Results of reporting under the Habitats Directive are also used to assess progress made towards targets 1 and 3 of the EU Biodiversity strategy to 2020. Target 1 — to improve the conservation status of EU protected species and habitats by 2020 — was not reached for species, with a 2 % gap remaining. Moreover, a high share of species assessments show further deteriorating trends. Target 3 was to optimise the benefits of agriculture and forestry for biodiversity. Analysis of grassland species assessments shows a mixed picture: only 5 % of grassland species show an improving conservation status, but also with a lower share of deteriorating trends than other groups. The EEA publishes more about progress towards achieving these targets.

Figure 2. Conservation status of species at Member State level, 2013-2018

Member State reporting shows that there is significant variation in the conservation status of species across territories (Figure 2). Cyprus, Ireland, Estonia and Malta reported the largest proportions (over 50 %) of species assessments showing a good conservation status. Animals account for nearly 80 % of species showing improvements in status and/or trends and plants account for 20 %. Belgium, Denmark, Estonia and Luxembourg report the highest proportions (over 20 %) of species with improving trends, Cyprus is the only Member State that did not report a single deteriorating trend, however, unknown assessments exceed 75 %. Several Member States did not indicate any species assessment with improving trends (Bulgaria, Malta and Slovenia). For more information, see EEA (2020d).

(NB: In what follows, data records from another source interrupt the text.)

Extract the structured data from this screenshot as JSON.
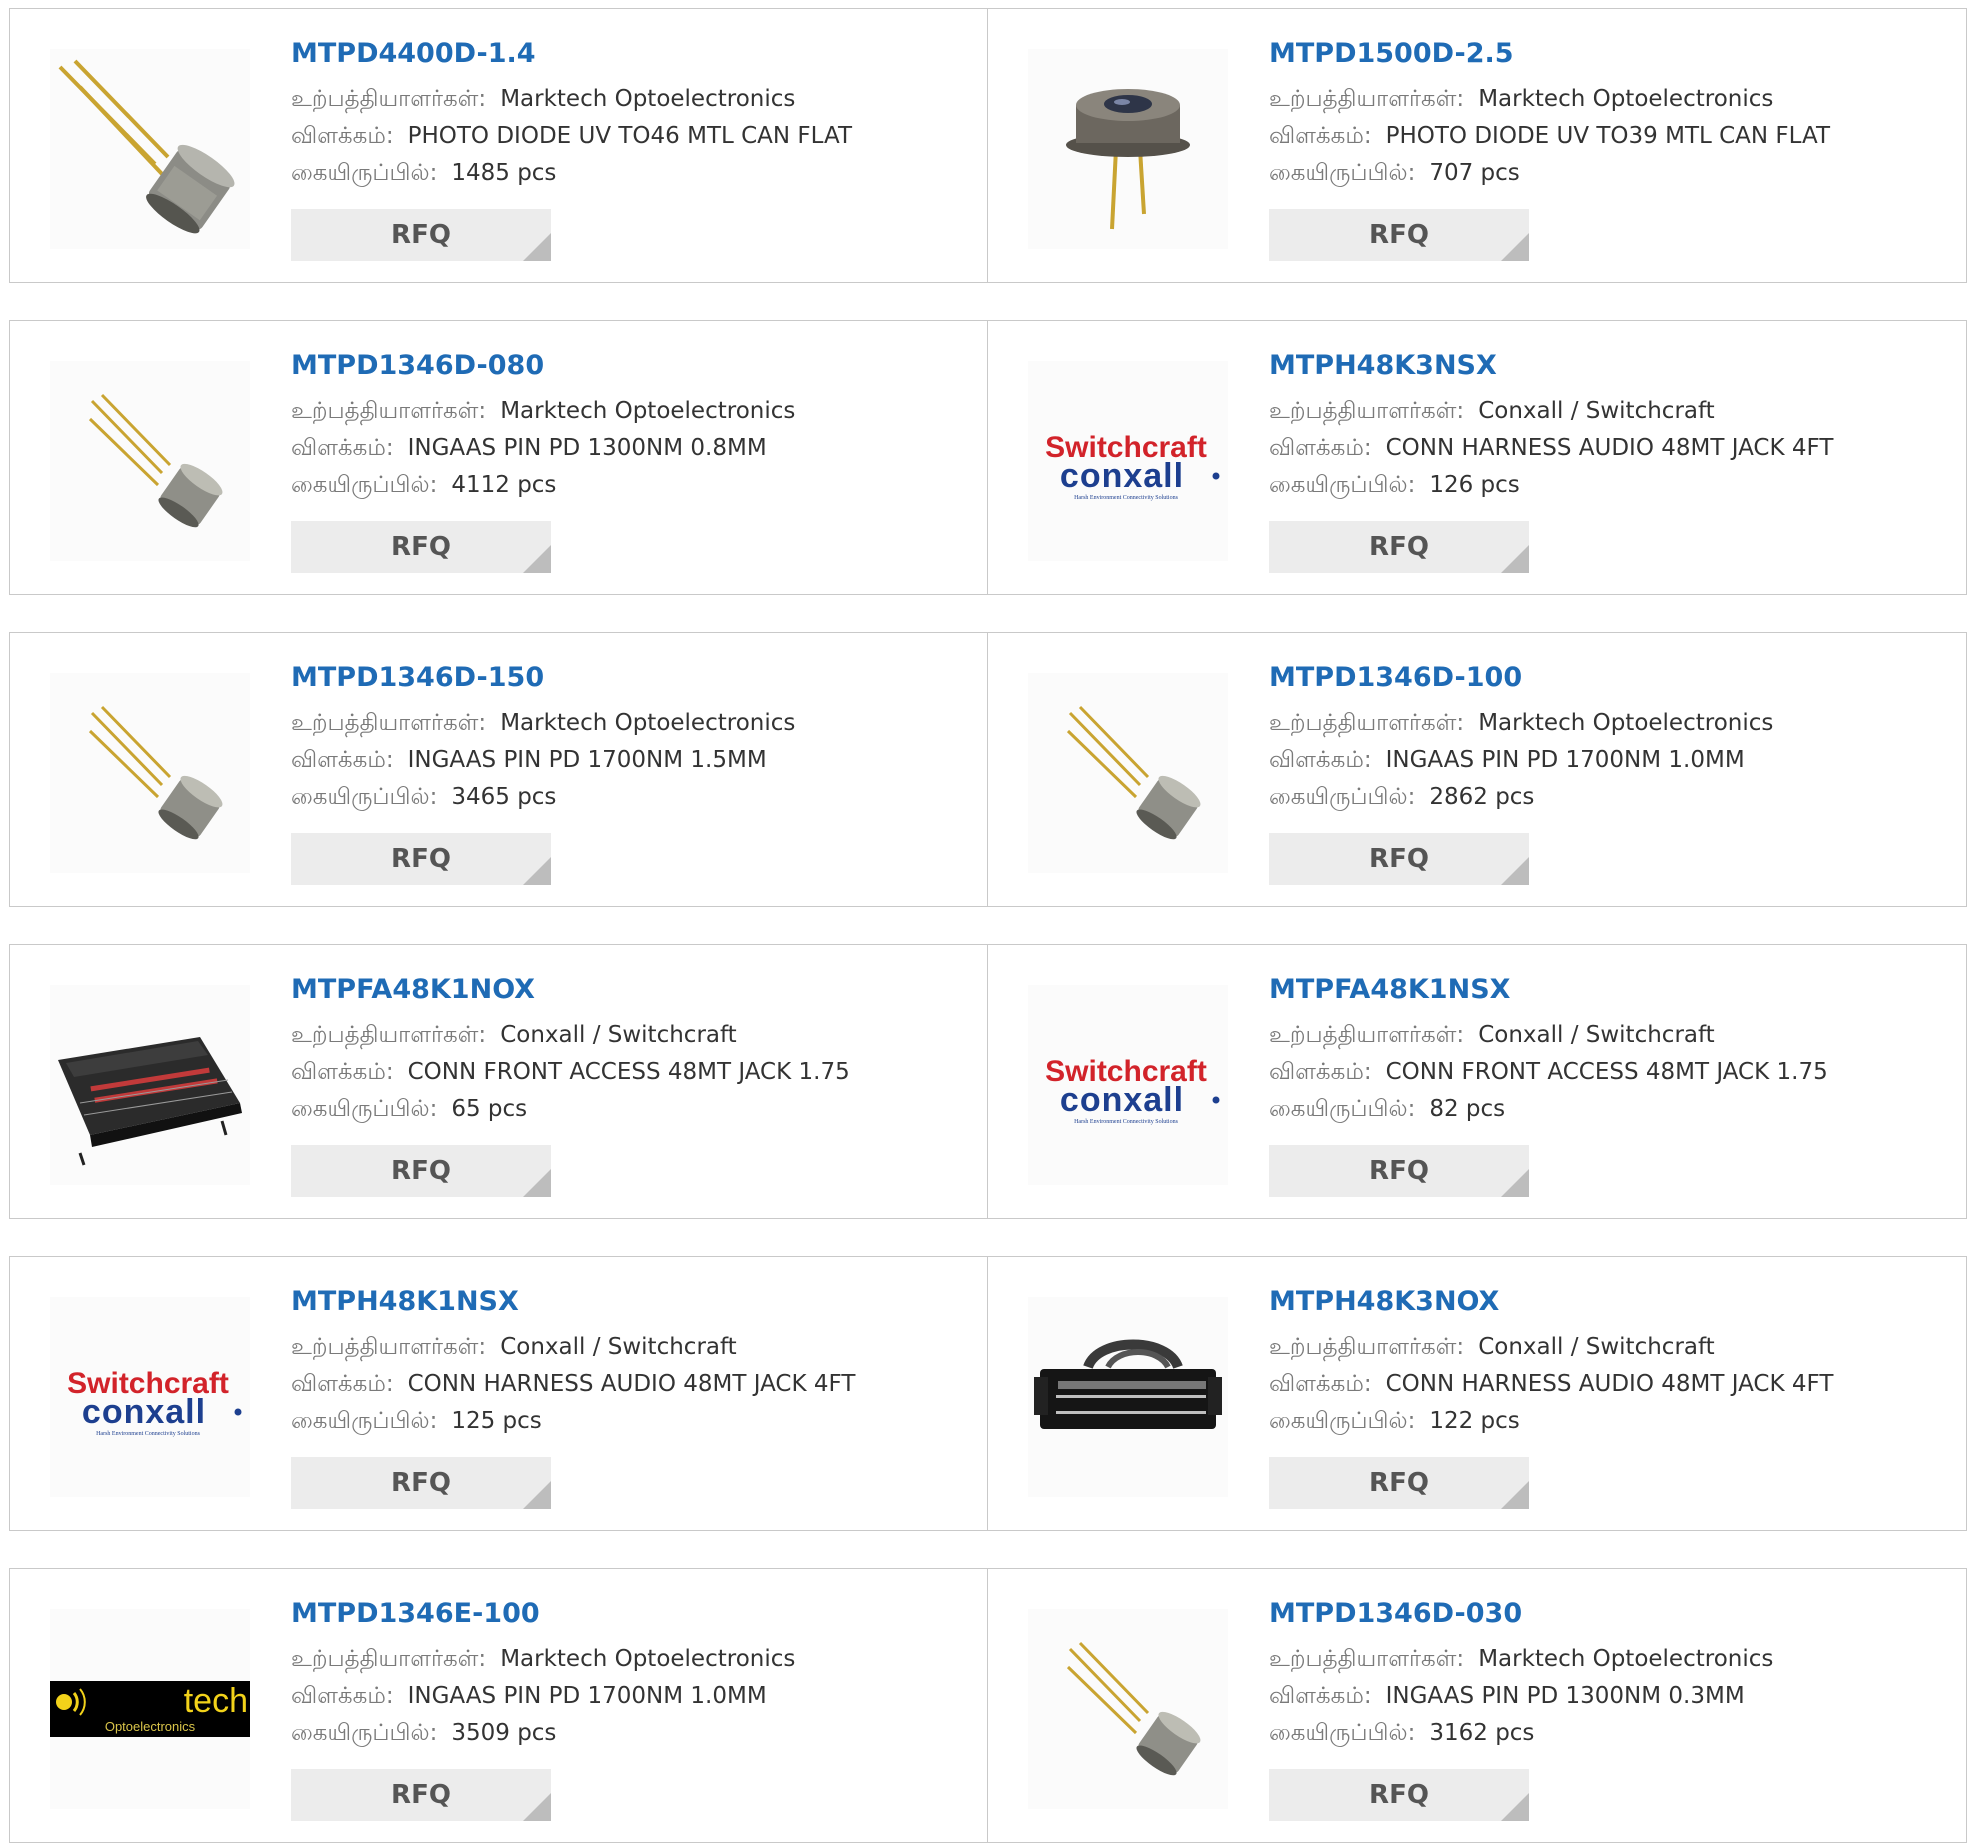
{
  "labels": {
    "manufacturer": "உற்பத்தியாளர்கள்:",
    "description": "விளக்கம்:",
    "stock": "கையிருப்பில்:",
    "rfq": "RFQ"
  },
  "products": [
    {
      "part": "MTPD4400D-1.4",
      "manufacturer": "Marktech Optoelectronics",
      "description": "PHOTO DIODE UV TO46 MTL CAN FLAT",
      "stock": "1485 pcs",
      "image": "photodiode-can-long-leads"
    },
    {
      "part": "MTPD1500D-2.5",
      "manufacturer": "Marktech Optoelectronics",
      "description": "PHOTO DIODE UV TO39 MTL CAN FLAT",
      "stock": "707 pcs",
      "image": "photodiode-to39-window"
    },
    {
      "part": "MTPD1346D-080",
      "manufacturer": "Marktech Optoelectronics",
      "description": "INGAAS PIN PD 1300NM 0.8MM",
      "stock": "4112 pcs",
      "image": "photodiode-can-small"
    },
    {
      "part": "MTPH48K3NSX",
      "manufacturer": "Conxall / Switchcraft",
      "description": "CONN HARNESS AUDIO 48MT JACK 4FT",
      "stock": "126 pcs",
      "image": "switchcraft-conxall-logo"
    },
    {
      "part": "MTPD1346D-150",
      "manufacturer": "Marktech Optoelectronics",
      "description": "INGAAS PIN PD 1700NM 1.5MM",
      "stock": "3465 pcs",
      "image": "photodiode-can-small"
    },
    {
      "part": "MTPD1346D-100",
      "manufacturer": "Marktech Optoelectronics",
      "description": "INGAAS PIN PD 1700NM 1.0MM",
      "stock": "2862 pcs",
      "image": "photodiode-can-small"
    },
    {
      "part": "MTPFA48K1NOX",
      "manufacturer": "Conxall / Switchcraft",
      "description": "CONN FRONT ACCESS 48MT JACK 1.75",
      "stock": "65 pcs",
      "image": "patch-panel-tray"
    },
    {
      "part": "MTPFA48K1NSX",
      "manufacturer": "Conxall / Switchcraft",
      "description": "CONN FRONT ACCESS 48MT JACK 1.75",
      "stock": "82 pcs",
      "image": "switchcraft-conxall-logo"
    },
    {
      "part": "MTPH48K1NSX",
      "manufacturer": "Conxall / Switchcraft",
      "description": "CONN HARNESS AUDIO 48MT JACK 4FT",
      "stock": "125 pcs",
      "image": "switchcraft-conxall-logo"
    },
    {
      "part": "MTPH48K3NOX",
      "manufacturer": "Conxall / Switchcraft",
      "description": "CONN HARNESS AUDIO 48MT JACK 4FT",
      "stock": "122 pcs",
      "image": "patch-panel-harness"
    },
    {
      "part": "MTPD1346E-100",
      "manufacturer": "Marktech Optoelectronics",
      "description": "INGAAS PIN PD 1700NM 1.0MM",
      "stock": "3509 pcs",
      "image": "marktech-optoelectronics-logo"
    },
    {
      "part": "MTPD1346D-030",
      "manufacturer": "Marktech Optoelectronics",
      "description": "INGAAS PIN PD 1300NM 0.3MM",
      "stock": "3162 pcs",
      "image": "photodiode-can-small"
    }
  ],
  "logos": {
    "switchcraft": {
      "top": "Switchcraft",
      "bottom": "conxall",
      "tagline": "Harsh Environment Connectivity Solutions"
    },
    "marktech": {
      "brand": "tech",
      "sub": "Optoelectronics"
    }
  },
  "colors": {
    "link": "#1f6bb5",
    "switchcraft_red": "#d2232a",
    "conxall_blue": "#1d3f8f",
    "rfq_bg": "#ececec"
  }
}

Member States also report on pressures on and threats to species and habitats. Overall, agriculture is the most frequently reported pressure, representing 21 % of all pressures reported, with both the abandonment of grasslands and the intensification of their use having a particularly big impact on pollinator species, for example. Other key pressures are urbanisation, forestry and pollution. The EEA publishes information on the main pressures and how they are addressed.